Rules are made for a reason — mostly to keep everyone honest. For example, if you want to vote in Nigeria, you’re expected to have a permanent voter’s card (PVC). You simply cannot vote without it.
And if you want to appear on the ballot as a candidate for any political office, there are requirements you need to clear. They’re nothing extreme like sacrificing your firstborn child or dancing naked at the cemetery on a full moon night.
They’re basic things like not being a criminal, being the right age (you can be too young to run) and submitting the right documents to prove you’re who you say you are.
Nigerian politicians are notorious for misplacing these documents, especially the certificates that prove they went to school.
President Buhari is perhaps the poster boy of certificate scandals in Nigeria because it wasn’t enough to deny him the country’s highest political office. But he is, by far, not the only perpetrator of the missing certificate trend.
With the 2023 general elections in full swing, there’s a new batch of politicians who have a problem presenting their certificates. Who are they?
The irony of Buhari handing over power to another president with a shifty history with certificates is pretty loud, but that’s a possibility in 2023. The candidate of the All Progressives Congress (APC), Bola Tinubu, told INEC his primary and secondary school certificates went missing while he was in exile to escape the claws of General Sani Abacha’s military government.
The omission won’t affect his candidacy as he’s submitted his university certificate which is above the minimum requirement of School Certificate level. But something does smell.
Birds of a feather do flock together because Tinubu’s running mate, Kabiru Masari, also failed to submit original primary and secondary school certificates to INEC.
His story is he lost the certificates somewhere in Abuja in January 2021 and has been unable to retrieve them. He submitted an affidavit instead.
Ifeanyi Okowa, the vice-presidential candidate of the People’s Democratic Party (PDP), has his own certificate drama. In place of a West African School Certificate (WASC), the current Delta State governor submitted an
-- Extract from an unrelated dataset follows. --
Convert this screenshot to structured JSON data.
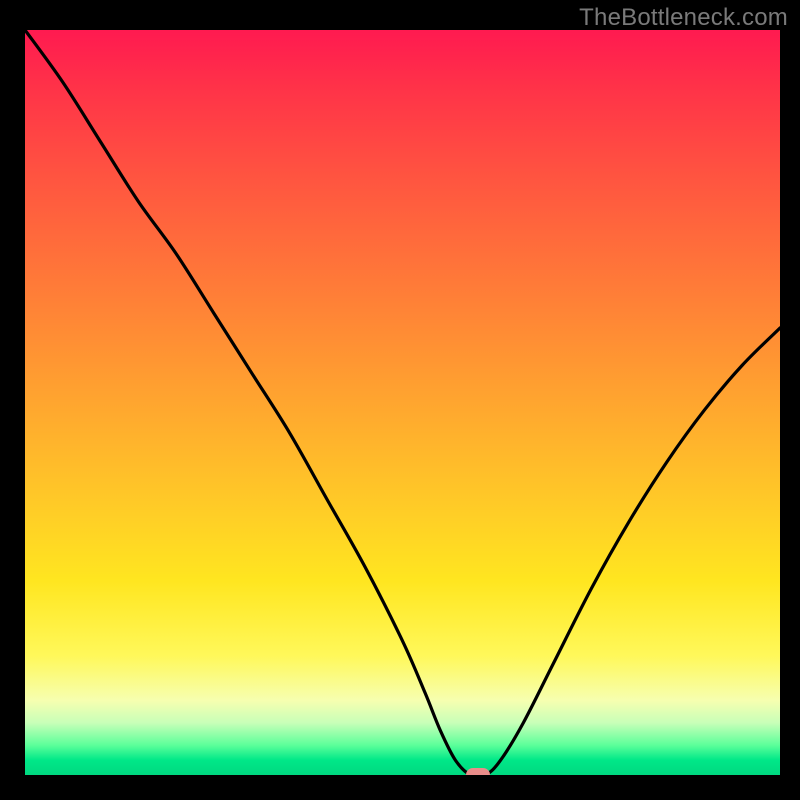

excuse affidavit. He said he lost his certificate and asked INEC to take his word for it that he had an outstanding result.
Malik Ado Ibrahim
The presidential candidate of the Young Progressives Party (YPP) told INEC he lost his original BSc. certificate while in transit from Kaduna to Abuja in July 2021. We imagine it involved a high-speed chase and gravity-defying stunts that ended in a ball of fire.
And the certificates were lost forever
The trend of Nigerian politicians with missing certificates is a worrying one that’s lasted for too long. Not only does it call into question the integrity of the potential public servant, it ridicules the country’s electoral process.
Politicians aren’t doing enough to obtain certified true copies of their lost certificates because the system is not making that demand of them, and that has to change.
If systems don’t work as they should, what’s the point of having them?